Puzzles are excellent, and highly varied, allowing for our team to divide and conquer this non-linear room. The game flow is hugely intuitive, and will make sense to even the newest of players with it’s tactile and creative interactions. Every step of the way gives excellent feedback, and so many of the creative enigmas housed inside the room are just pure fun to solve. It constantly feels like you’re truly working through the demented machinations of Krampus brought to life as you work through the many physical activities and manipulate the various props. There are a lot of hidden items, but they are stashed at key points during the game, ensuring the experience doesn’t become a glorified scavenger hunt, and the meta-puzzles build towards satisfying ah ha moments. Almost every step of this game is pure puzzle solving bliss.

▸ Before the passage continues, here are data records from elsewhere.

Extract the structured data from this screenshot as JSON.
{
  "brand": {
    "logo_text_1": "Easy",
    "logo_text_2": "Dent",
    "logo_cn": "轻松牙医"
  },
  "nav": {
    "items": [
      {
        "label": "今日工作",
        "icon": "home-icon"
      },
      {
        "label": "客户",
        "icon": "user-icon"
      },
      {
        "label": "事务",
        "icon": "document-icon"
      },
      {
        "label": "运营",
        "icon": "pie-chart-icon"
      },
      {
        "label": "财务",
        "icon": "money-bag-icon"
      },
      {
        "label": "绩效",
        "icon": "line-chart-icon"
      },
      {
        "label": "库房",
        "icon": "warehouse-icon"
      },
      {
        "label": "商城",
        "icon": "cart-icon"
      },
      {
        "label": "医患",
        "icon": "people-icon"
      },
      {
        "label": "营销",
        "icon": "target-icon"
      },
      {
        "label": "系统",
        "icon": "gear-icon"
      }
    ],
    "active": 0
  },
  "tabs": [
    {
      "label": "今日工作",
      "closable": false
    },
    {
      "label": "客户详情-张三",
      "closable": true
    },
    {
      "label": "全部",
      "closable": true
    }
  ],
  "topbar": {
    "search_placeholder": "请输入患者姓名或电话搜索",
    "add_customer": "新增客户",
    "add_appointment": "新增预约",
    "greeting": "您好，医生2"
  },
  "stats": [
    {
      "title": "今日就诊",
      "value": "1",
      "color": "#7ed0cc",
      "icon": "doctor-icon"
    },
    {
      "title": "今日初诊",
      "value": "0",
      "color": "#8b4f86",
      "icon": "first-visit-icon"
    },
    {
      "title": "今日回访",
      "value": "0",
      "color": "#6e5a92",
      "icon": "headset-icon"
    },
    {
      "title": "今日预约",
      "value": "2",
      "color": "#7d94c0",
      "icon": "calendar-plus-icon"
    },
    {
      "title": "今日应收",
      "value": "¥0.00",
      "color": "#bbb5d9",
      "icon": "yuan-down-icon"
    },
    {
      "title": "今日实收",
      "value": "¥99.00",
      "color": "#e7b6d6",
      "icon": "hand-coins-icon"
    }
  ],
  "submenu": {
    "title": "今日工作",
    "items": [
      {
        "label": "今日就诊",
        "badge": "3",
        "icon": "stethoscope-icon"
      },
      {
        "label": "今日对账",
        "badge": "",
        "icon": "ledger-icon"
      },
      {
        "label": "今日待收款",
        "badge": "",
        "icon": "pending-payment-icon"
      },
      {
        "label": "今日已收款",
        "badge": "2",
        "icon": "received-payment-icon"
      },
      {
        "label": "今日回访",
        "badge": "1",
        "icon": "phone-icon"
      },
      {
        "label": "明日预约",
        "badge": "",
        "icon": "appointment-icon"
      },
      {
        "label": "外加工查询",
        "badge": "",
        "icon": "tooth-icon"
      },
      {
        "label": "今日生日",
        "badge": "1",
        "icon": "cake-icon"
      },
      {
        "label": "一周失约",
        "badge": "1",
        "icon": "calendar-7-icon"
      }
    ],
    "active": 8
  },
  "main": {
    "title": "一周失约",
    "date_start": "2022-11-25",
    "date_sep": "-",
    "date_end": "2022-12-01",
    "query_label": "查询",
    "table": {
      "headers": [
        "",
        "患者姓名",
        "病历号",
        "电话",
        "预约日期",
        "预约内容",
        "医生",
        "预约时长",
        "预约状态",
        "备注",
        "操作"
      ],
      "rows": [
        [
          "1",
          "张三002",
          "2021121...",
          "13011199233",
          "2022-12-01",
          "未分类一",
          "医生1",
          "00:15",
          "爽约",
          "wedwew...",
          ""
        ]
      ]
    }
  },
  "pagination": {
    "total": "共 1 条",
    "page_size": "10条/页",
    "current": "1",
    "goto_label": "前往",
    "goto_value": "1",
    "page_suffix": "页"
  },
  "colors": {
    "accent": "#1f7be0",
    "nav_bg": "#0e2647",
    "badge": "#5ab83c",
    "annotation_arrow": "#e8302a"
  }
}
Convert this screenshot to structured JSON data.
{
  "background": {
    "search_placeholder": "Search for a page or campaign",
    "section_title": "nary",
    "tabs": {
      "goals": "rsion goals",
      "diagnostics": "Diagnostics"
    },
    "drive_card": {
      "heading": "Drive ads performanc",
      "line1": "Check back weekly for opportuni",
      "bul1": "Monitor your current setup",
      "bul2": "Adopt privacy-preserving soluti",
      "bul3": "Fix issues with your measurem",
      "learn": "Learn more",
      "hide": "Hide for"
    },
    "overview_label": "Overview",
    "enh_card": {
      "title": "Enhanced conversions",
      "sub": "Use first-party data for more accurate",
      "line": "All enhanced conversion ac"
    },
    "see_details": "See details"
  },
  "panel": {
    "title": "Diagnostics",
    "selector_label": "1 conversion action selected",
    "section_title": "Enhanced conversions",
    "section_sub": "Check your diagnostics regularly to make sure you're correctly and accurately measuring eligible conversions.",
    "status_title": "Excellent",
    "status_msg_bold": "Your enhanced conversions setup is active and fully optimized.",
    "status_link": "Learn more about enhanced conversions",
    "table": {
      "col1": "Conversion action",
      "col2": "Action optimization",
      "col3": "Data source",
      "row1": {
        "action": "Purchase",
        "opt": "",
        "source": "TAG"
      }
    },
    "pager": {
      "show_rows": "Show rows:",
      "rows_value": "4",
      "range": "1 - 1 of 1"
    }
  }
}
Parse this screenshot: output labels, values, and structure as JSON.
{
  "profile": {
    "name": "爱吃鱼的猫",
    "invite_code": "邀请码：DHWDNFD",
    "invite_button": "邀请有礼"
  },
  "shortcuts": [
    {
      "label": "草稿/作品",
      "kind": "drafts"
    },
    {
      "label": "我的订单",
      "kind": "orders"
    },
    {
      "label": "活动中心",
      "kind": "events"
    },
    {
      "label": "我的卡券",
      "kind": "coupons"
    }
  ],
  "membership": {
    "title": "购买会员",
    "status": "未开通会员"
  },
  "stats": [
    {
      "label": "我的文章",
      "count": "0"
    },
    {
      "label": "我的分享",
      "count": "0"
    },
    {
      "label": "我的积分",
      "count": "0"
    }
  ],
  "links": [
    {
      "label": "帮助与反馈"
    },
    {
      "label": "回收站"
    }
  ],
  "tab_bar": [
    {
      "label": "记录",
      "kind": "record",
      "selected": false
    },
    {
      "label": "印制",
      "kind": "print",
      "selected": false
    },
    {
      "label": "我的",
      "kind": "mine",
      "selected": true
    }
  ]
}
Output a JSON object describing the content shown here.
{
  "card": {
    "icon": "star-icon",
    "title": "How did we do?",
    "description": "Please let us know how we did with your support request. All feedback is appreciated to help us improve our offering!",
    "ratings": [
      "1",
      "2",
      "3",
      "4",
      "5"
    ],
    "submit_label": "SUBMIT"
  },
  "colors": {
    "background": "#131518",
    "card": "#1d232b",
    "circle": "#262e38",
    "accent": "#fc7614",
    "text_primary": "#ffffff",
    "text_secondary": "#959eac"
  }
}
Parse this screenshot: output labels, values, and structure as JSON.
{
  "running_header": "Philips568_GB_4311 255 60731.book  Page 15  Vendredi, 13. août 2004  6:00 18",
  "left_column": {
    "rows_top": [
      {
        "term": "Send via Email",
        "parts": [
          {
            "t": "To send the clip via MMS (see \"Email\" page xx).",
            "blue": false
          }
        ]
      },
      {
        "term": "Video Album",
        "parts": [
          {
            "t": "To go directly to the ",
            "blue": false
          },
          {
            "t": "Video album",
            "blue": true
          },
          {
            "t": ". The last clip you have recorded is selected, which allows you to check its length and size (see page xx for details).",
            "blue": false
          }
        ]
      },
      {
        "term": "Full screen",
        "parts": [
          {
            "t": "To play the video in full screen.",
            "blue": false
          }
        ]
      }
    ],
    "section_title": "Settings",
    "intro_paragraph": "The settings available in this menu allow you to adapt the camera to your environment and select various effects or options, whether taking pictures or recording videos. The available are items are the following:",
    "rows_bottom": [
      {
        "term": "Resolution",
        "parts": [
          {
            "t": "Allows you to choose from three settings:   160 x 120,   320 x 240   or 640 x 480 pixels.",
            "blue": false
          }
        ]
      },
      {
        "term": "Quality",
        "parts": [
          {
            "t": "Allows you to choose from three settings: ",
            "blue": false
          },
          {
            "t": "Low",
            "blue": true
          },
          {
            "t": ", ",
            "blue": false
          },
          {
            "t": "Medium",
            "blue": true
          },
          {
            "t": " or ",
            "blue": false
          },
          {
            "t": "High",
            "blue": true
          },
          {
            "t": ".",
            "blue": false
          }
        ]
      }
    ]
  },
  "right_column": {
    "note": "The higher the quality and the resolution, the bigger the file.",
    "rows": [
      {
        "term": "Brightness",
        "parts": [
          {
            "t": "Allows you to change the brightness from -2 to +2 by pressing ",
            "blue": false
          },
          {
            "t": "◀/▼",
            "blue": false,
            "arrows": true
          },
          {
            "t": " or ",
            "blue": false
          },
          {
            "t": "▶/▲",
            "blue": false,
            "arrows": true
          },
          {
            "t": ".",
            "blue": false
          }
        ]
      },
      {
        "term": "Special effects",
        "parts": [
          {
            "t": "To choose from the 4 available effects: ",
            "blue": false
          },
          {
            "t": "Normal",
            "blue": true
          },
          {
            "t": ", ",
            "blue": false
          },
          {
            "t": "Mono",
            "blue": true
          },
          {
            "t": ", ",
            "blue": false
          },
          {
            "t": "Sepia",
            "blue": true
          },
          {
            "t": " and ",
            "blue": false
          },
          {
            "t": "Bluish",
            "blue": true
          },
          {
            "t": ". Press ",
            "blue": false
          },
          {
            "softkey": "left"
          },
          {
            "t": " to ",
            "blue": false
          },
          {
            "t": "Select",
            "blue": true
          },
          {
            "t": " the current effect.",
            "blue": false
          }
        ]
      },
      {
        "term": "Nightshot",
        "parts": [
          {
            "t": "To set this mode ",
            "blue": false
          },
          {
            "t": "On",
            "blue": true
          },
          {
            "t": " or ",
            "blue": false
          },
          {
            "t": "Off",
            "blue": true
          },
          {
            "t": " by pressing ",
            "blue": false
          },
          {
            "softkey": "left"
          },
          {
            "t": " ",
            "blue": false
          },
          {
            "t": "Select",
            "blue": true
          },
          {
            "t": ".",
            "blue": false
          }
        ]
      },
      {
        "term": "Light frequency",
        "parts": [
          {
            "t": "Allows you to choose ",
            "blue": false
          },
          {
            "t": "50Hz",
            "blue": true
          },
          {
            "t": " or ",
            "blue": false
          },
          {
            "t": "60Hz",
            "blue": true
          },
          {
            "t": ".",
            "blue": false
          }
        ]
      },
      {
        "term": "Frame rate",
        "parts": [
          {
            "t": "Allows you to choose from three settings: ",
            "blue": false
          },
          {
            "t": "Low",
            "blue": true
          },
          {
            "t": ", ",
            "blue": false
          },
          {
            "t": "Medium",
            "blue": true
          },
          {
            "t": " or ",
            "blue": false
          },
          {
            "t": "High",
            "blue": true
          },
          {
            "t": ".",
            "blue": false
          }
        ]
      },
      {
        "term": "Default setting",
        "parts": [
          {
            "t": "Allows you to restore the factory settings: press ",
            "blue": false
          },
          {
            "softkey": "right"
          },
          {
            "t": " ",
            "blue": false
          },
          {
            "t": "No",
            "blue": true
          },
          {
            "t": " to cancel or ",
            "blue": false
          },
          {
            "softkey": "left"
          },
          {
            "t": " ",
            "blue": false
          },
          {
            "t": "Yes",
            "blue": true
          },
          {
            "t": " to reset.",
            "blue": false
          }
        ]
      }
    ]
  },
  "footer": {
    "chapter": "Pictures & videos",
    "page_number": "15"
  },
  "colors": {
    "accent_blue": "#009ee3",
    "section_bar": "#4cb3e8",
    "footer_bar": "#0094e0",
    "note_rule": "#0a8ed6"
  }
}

There is one point within the room that can be absolute auditory torture if you don’t achieve your goal quickly. We did not, and our sanity eroded. I think that was the point, but still, that was rough. Near the end, I had flashbacks to a couple of the overly long puzzles from Backstage’s other room, The Legend of Atlantis. In an otherwise excellent game flow, these puzzles can really bog a group down, however, there was only one in The Cabin at Beachstone Lake, and I jumped on that grenade willingly since I tend to be at least decent at solving that type of puzzle. Our group of 3 was fairly comfortable in the room, but still tripped over each other now and again, so I can’t imagine stacking the maximum of 7 in here, so I’d recommend attempting this one with a smaller group if at all possible.

The Cabin at Beachstone Lake keeps up the stunning quality that Backstage Escape Games initially produced with Atlantis, proving once again they’re the bar for Myrtle Beach escape adventures! This room is perfect for anyone looking for a truly memorable outing, and if you’re in the area, you absolutely should try it out! Book your time matching wits with Krampus here!

Full Disclosure: Backstage Escape Games comped our tickets for this game.

Applicable Apps

An app, preferably one with AR capabilities, can make it extremely easy to find objects in the sky—and also to answer any “what’s that?” questions you have as you’re looking up. SkyView shows what planets, constellations, and even satellites are visible in real time. It’s available for both Android and iOS. Night Sky is a Sunset favorite, although it’s only for iOS.

Don’t spend too long staring at your phone out there, though. For one thing, you went outside to commune with nature, not to fall down a TikTok rabbit hole. Also, the bright screen will temporarily dim your night vision, making it harder to see fainter objects.

Watch the video: Das Leben mit den dunklen Wintern Schwedens. Mitternachtssonne u0026 Polarnacht